For those of you that attended our recent Harvest celebration, or that watched online, you will remember that we were encouraged to reflect on the generosity of God, of his abundant and continued provision in, through and for his creation, and to see all of creation as a gift of God’s grace.

A chance to reflect on God’s abundance, was perhaps a welcome contrast to the chaos of the fuel crisis, the ever looming uncertainty of COVID and future restrictions, and the rather bleak predictions of shortages of food and goods over the coming months.

The ‘is Britain running on empty’ headline, fits uncomfortably alongside the gospel reading for that day, which encouraged us to look to the birds of the air that neither sow nor reap nor gather into barns, and to the lilies of the field, that neither toil nor spin. These seen together, draw something of a contrast between God’s provision and the experience of shortage, but perhaps the contrast would be better drawn between His provision in and for His creation, and our exploitation of it. This is maybe particularly meaningful in consideration of the fuel crisis, and indeed of the ensuing chaos and repercussions.

However, it seems to me to also say something profound about the witness of nature itself, as we look to the birds and the air and the lilies of the field we can feel a sense of freedom, simplicity and continuity. Maybe that is why Jesus draws our attention to them.

As we continue to sow, to reap, to gather into barns, to toil and to spin, we perhaps need to allow our attention to be once again drawn to the witness of God’s provision that is attested to within the natural world around us.

The witness of nature has become especially meaningful for me this year. An excess of time alone, of course been exacerbated by lockdown and social restrictions, has meant that solitude and quiet reflection doesn’t quite allow me to connect with God in the way that it once did.

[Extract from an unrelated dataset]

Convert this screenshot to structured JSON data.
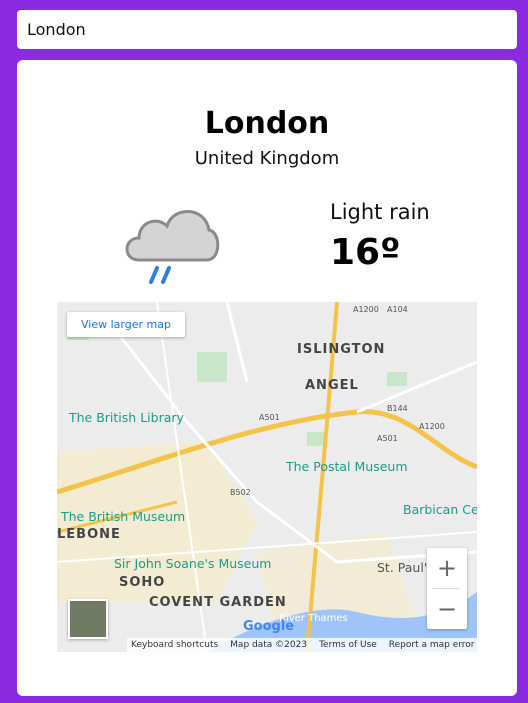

What has been needed then has been something of a spiritual change, looking increasingly to nature, to God’s fingerprints within His creation, as I walk some of the footpaths that criss-cross the country side nearby. The regularity of this, and the things that I have seen along the way, shown me not only the consistency, but also the ever changing, that is to found within nature. These all bear witness to an unchanging God, a God that, in the person of Jesus is the same yesterday and today and forever, but that continues to meet us where we are in new and fresh ways as he reaches to us in love, in an ever changing world, or certainly an often changing experience.

So as we leave behind what has been an unusually warm September, we do so with the anticipation of darker evenings, colder weather and a looming winter. Yet we are reminded that for everything there is a season, and a time for every matter under heaven. So may we continue to find our unchanging God, revealed to us in new and fresh ways.

Rev Matt Grove
Curate of Christ Church Portsdown
and St Johns Purbrook